The role of Parliament in Brexit has been controversial. But what is more important than the Brexit Bill is what Parliament does next and how much engagement there is. Unless everyone pays attention it will be easy to miss out.

The focus of attention so far has been on the European Union (Notification of Withdrawal) Bill. The Bill, that the Government was forced to introduce as a result of the Supreme Court’s decision, is still progressing through Parliament.

How the House of Lords will deal with the Bill and potential amendments will soon become clear. However, the only issue concern as far as the Government is concerned is whether the Lords try to insist on amendments that lead to the passing of the Bill being delayed. This would, of course, mean that Mrs May would miss her self-imposed deadline of triggering Article 50 by the end of March.

What though is being given no consideration yet is what happens for Parliament after Article 50 is triggered. This is massively important for those involved in public affairs.

The Government is planning to introduce the Great Repeal Bill which actually repeals very little aside from the European Communities Act 1972. The Bill would also ‘move’ (transpose) all the existing EU rules and requirements into UK law where it can. After that, the Government could begin unpicking them and deciding which it wants to retain and which it would like to dump.

But the Bill has not yet been published so its scope and content are far from certain. It could look quite different from the broad brush outline provided so far by Ministers. Also unclear is how Parliament will consider the Bill, the approach to amendments etc.

What is not unclear but little considered so far is how much time and effort Parliament will be expected to expend on the withdrawal process.

The Government expects there to be a lot of secondary legislation associated with the Bill and the ‘unpicking’ process. There could also be reasonable amount of primary legislation as well.

This has a number of implications:

  1. Departments – will have to continue to work on Brexit for years. Don’t expect too much room for anything else.
  2. Queen’s Speech – there simply will not be the space in the Parliamentary timetable to allow for an expansive, Bill-packed agenda.

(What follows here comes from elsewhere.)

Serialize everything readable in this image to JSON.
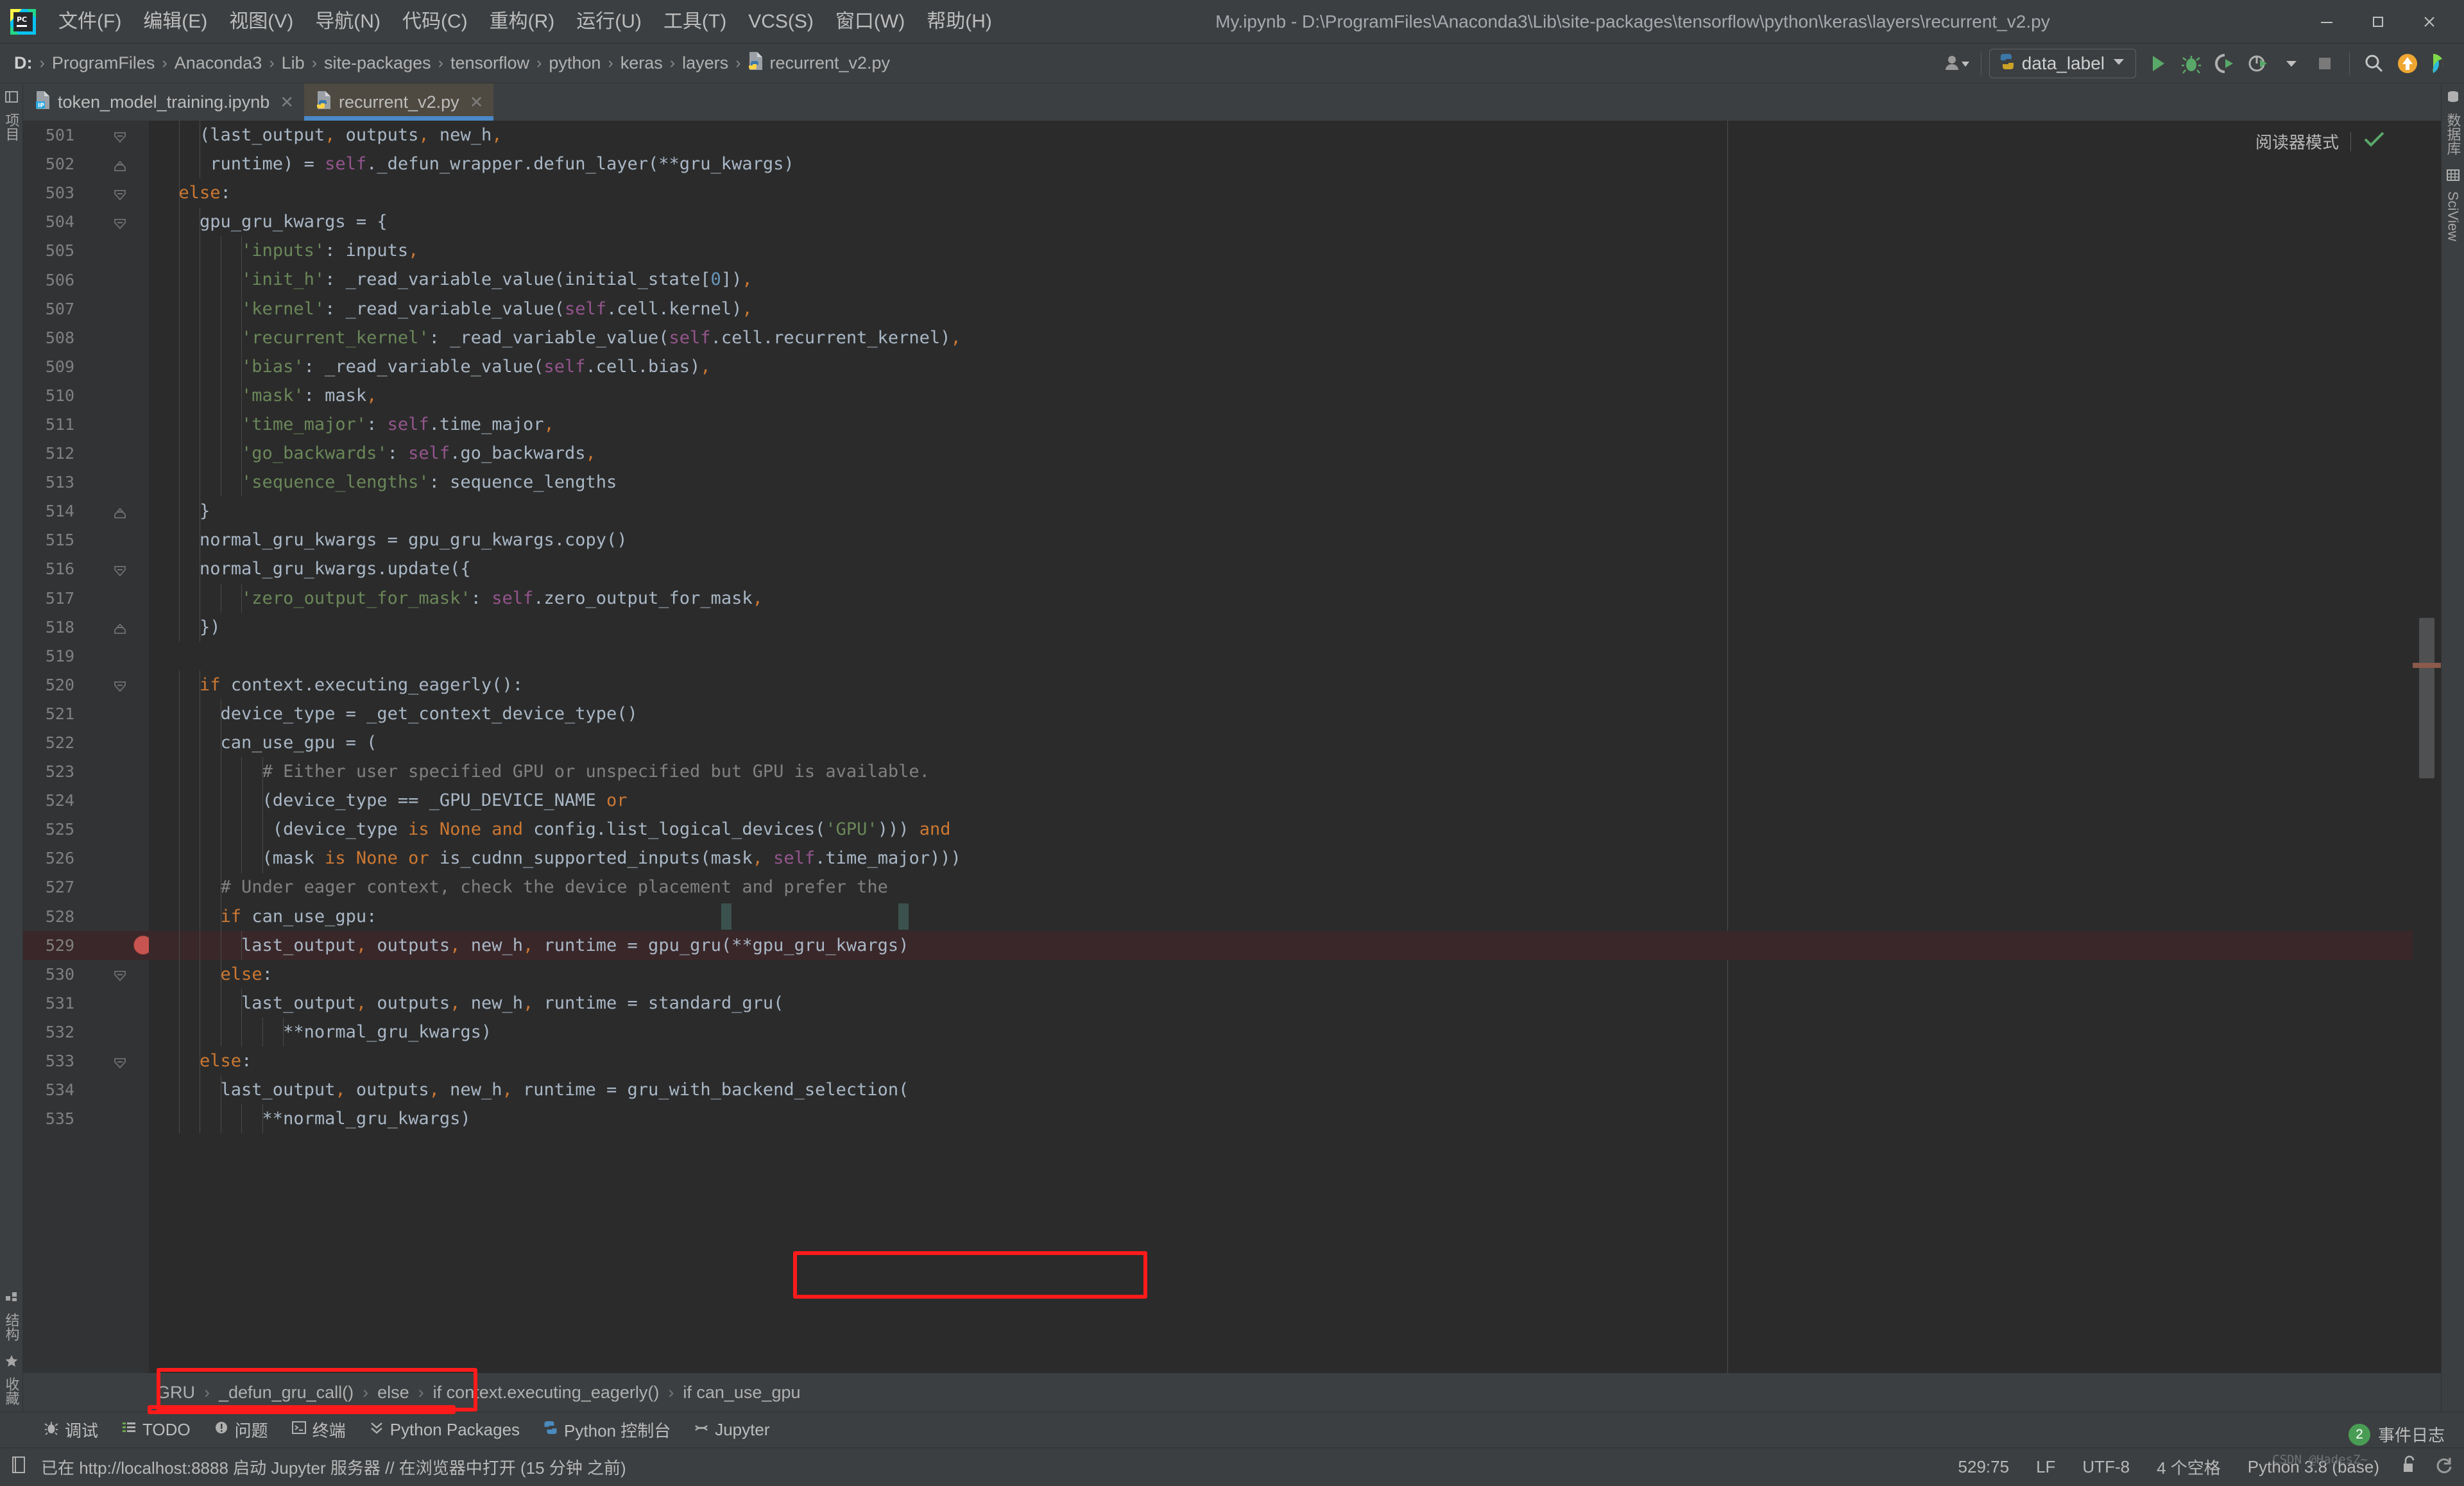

The Queen’s Speech will make for slim pickings which, in turn, limits Mrs May’s ability to set out for vision for government. If you are looking for new policies that require primary legislation then think again.
  3. What does secondary legislation mean? These are usually in the form of Statutory Instruments (SIs) which themselves can take various forms. The criticism of this approach is often that there is a lack of engagement and scrutiny. You may hear accusations that the government are trying to exert control if SIs are used extensively.Keeping track of SIs and then seeing what the procedure in Parliament will be for them can be a challenge as well. If they are to be used a lot in dealing with the fallout from the Great Repeal Bill then close attention will need to be paid to Parliament.
  4. Recess – there is often criticism that Parliament takes long holidays. If there is to be scrutiny of the SIs and other legislation then it is quite possible that these recesses will be made shorter.

So there are streams of work involved in engaging with the Government over the form of Brexit and then keeping track of Parliament and what is going on. To ensure effective engagement, it would also seem desirable for Government to set out how it will engage and consult over proposed changes before they simply arrive in Parliament.

That would put the proposals in better shape which would assist in the scrutiny process. It would also overcome the current variable piecemeal approach to consultation. As long the Government’s Consultation Principles are adhered to the length, scope and scale of consultations can vary.

Brexit needs more than that. It needs transparency and accountable. That is, after all, what people voted for?